That means that the very masks that people wear to prevent COVID-19 may cause a myriad of diseases, including influenza and even COVID-19 itself. People who wear masks may be showing up at their doctor’s office with the flu because they wore a mask.
Under the new probable case definition, the very symptoms that would be typical of the flu and caused by the masks would be deemed to be COVID-19. Under the new “probable case” definition, a person would be listed as a COVID-19 case if he has a headache (which is a typical side effect of wearing a mask) and also has a fever or muscle aches or a sore throat or difficulty smelling things or difficulty tasting things and was within the last 14 days in close contact with another person who was deemed to be a “probable case” for COVID-19.
Get this, a person with the above symptoms does not even need to have been in contact with a person who was deemed a probable COVID-19 case. Under the new criteria, a person who manifests the above symptoms could be considered a probable COVID-19 case if he traveled to or had a residence “in an area with sustained, ongoing community transmission” of COVID-19.
Oddly, if a person lives in an area where there is a COVID-19 breakout and he only has a cough, and he has no other symptoms at all, a doctor could just guess that the person has COVID-19 if he doesn’t know what else could be the reason for the cough. That person who only has a cough would then be listed as a COVID-19 case.
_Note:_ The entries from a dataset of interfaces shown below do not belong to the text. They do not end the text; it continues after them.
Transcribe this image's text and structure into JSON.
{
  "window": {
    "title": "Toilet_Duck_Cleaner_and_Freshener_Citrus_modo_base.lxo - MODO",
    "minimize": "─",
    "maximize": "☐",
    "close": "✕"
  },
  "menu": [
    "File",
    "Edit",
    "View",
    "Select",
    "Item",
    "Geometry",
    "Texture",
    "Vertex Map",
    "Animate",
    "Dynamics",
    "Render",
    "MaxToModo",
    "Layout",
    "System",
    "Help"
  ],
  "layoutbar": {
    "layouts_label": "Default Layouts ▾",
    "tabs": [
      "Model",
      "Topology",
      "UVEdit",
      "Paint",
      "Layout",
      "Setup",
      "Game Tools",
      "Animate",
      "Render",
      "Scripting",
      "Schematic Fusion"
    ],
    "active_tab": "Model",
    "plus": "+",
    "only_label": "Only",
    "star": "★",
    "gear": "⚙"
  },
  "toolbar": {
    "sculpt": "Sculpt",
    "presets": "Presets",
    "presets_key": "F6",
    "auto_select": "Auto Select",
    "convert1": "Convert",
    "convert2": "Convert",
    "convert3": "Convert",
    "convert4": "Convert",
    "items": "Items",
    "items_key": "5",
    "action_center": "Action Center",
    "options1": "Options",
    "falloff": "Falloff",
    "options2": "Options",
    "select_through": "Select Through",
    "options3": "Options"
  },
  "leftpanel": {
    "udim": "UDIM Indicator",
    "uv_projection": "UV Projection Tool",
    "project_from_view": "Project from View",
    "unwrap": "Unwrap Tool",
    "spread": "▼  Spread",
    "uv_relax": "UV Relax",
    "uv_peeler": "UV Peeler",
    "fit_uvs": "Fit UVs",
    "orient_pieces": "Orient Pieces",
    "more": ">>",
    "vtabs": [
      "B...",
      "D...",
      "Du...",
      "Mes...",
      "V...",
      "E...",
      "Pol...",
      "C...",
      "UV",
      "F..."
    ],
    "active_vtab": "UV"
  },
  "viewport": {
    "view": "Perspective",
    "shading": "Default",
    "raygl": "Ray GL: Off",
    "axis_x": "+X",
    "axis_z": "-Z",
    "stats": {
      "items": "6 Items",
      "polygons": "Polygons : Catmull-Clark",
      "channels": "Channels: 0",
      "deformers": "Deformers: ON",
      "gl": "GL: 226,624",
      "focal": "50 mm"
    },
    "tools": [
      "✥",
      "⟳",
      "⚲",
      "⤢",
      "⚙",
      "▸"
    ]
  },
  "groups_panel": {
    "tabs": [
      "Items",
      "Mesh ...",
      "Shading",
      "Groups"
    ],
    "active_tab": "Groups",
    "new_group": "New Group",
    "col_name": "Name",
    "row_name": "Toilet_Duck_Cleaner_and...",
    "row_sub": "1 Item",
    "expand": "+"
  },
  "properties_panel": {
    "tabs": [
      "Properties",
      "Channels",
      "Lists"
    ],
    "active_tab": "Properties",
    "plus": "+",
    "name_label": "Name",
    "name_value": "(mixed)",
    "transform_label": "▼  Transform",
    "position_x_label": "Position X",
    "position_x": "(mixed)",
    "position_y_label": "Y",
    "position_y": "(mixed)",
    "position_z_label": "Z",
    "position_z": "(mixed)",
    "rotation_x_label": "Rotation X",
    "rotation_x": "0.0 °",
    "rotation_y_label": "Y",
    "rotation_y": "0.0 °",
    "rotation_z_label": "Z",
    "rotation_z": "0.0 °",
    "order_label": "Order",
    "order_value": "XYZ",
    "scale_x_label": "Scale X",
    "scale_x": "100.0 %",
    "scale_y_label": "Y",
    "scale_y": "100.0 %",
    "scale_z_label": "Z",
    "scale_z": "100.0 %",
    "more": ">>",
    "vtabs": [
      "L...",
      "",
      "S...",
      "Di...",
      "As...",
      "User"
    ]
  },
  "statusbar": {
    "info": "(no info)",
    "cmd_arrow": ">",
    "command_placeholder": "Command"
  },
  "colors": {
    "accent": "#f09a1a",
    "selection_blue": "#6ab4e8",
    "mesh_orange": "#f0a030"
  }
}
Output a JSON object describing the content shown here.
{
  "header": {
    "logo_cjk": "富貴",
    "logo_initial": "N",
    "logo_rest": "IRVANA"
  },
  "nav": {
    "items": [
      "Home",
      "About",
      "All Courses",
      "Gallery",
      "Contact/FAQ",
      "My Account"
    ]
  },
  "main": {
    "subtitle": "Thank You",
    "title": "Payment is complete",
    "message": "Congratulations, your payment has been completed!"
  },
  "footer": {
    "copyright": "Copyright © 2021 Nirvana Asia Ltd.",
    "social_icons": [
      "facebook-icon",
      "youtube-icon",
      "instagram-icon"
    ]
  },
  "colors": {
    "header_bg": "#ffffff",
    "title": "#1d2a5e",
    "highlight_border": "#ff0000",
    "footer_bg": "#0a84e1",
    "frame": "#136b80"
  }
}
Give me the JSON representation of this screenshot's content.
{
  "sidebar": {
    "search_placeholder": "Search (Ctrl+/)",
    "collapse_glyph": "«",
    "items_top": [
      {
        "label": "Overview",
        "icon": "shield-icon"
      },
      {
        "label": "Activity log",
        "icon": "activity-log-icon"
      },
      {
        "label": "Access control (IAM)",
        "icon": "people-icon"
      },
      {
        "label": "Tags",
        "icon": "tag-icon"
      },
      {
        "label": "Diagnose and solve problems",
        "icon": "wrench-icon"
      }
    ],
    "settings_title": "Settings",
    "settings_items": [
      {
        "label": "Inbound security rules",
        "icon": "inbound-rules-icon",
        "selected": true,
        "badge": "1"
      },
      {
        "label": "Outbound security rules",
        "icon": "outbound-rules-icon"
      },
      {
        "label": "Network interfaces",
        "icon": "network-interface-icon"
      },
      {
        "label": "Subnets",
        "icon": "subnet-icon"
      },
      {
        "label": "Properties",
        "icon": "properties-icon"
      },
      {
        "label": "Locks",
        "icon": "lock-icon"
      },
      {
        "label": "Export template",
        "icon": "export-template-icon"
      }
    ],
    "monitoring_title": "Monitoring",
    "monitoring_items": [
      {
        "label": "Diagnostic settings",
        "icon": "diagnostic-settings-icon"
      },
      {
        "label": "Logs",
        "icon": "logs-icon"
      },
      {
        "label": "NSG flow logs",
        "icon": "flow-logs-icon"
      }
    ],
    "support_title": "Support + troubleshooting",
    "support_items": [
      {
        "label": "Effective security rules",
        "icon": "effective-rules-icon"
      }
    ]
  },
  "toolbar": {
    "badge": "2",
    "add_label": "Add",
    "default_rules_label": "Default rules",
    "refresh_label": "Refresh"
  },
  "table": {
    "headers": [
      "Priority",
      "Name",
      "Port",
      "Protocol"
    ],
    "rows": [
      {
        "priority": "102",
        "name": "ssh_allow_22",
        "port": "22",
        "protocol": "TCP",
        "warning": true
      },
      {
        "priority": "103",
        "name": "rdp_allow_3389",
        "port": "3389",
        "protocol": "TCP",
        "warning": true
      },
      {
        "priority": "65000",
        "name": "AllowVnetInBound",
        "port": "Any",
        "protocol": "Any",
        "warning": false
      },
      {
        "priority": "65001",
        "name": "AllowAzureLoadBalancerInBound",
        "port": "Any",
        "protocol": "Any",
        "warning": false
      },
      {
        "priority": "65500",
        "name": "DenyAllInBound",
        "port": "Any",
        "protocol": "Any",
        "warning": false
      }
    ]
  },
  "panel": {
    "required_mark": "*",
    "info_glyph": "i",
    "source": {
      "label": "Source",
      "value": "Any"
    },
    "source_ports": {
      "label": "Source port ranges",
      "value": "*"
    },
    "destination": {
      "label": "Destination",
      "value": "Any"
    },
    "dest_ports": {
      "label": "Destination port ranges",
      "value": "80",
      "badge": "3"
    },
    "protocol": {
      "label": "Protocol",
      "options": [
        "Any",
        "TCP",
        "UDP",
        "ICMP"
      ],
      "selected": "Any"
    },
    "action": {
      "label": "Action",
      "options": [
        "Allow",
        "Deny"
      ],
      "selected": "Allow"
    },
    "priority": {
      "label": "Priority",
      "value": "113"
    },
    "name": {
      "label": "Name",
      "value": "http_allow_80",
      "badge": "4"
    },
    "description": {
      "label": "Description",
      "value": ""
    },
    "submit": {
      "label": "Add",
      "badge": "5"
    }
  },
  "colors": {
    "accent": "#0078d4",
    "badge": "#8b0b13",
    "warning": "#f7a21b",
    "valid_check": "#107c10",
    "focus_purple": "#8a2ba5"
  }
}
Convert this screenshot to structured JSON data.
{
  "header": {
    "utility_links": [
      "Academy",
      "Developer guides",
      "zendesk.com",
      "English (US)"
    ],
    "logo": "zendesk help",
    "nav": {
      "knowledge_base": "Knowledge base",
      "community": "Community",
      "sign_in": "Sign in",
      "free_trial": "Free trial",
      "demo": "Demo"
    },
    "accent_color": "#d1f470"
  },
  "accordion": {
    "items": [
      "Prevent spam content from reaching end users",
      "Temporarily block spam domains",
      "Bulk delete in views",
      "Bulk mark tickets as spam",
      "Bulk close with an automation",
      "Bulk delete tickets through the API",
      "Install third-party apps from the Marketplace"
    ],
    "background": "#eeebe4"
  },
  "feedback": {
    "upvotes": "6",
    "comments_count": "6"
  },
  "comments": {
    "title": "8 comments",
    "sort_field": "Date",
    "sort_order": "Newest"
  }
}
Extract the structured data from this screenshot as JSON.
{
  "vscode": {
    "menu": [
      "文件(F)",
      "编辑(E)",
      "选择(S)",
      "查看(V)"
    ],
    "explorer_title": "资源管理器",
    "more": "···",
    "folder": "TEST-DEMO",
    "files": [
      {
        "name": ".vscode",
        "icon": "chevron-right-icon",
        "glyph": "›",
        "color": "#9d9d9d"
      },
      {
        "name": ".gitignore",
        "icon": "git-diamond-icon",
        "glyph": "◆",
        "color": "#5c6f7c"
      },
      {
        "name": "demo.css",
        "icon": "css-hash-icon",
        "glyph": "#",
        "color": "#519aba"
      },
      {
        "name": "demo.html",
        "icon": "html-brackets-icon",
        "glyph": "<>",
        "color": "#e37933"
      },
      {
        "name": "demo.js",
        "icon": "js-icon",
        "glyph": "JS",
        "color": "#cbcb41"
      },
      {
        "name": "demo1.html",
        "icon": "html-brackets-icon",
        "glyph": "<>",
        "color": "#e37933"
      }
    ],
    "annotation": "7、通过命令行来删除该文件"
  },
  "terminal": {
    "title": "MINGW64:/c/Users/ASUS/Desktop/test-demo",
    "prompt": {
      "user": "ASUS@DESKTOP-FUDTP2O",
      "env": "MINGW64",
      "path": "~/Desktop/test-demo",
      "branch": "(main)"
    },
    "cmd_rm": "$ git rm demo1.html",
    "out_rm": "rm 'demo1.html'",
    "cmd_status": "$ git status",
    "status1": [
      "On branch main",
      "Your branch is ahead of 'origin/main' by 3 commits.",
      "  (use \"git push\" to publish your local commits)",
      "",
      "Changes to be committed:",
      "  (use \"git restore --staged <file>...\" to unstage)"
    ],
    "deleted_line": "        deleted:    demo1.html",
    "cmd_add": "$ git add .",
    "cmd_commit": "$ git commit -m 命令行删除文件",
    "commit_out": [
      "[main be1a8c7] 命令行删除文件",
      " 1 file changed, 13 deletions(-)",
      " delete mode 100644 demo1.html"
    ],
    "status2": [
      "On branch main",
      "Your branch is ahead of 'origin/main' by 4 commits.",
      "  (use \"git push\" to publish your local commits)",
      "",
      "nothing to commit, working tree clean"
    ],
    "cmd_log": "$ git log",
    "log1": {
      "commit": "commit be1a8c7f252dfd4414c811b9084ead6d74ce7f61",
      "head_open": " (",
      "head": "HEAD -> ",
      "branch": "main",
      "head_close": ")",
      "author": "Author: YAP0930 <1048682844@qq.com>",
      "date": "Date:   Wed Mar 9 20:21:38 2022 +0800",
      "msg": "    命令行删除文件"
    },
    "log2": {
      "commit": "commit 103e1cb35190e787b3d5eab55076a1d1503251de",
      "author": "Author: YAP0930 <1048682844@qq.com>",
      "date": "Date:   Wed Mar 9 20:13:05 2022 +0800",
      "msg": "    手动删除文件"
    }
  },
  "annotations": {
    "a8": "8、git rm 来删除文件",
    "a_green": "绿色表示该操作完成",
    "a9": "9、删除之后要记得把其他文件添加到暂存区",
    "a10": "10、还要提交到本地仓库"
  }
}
Just when you thought it couldn’t get any crazier, the new guidelines allow a person with a cough to be listed as a probable COVID-19 case if he comes in contact with someone in the last 14 days who does not actually have COVID-19. If the non-COVID-19 person has symptoms that resemble those of COVID-19, and that person with those symptoms has within 14 days had close contact with another person who was a confirmed case of COVID-19, then anyone who develops a cough within 14 days of his contact with the non-COVID-19 person will be deemed a COVID-19 case. You cannot make this stuff up. I know it sounds weird, and it is. You can download the file from The Texas Department of State Health Services and read it for yourself.
That guess by the doctor that his patient has COVID-19 would be made in the absence of any actual testing for COVID-19. Thus, the government authorities can keep the COVID-19 scam going indefinitely. What a scam!
The government authorities order people to wear masks to prevent the spread of COVID-19. When those people display flu-like symptoms from wearing a mask, the mask-wearers are classified as “probably” infected with COVID-19, even though they never tested positive for COVID-19. That elevates the COVID-19 infection statistics which results in a call by the public authorities to maintain the orders to wear masks. The longer a person wears a mask the more likely that they will display flu-like symptoms caused by hypoxia and hypercapnia. The mask-wearers who display the flu-like symptoms are then added to the probable COVID-19 numbers, even though they do not actually have COVID-19. This has the effect of artificially inflating the COVID-19 statistics. It is a vicious never-ending cycle of deception.
Texas Scorecard provided a chart obtained from the Collin County, Texas, Health Department, that revealed how the New COVID-19 infection definition has the potential for inflating the COVID-19 statistics 17 fold.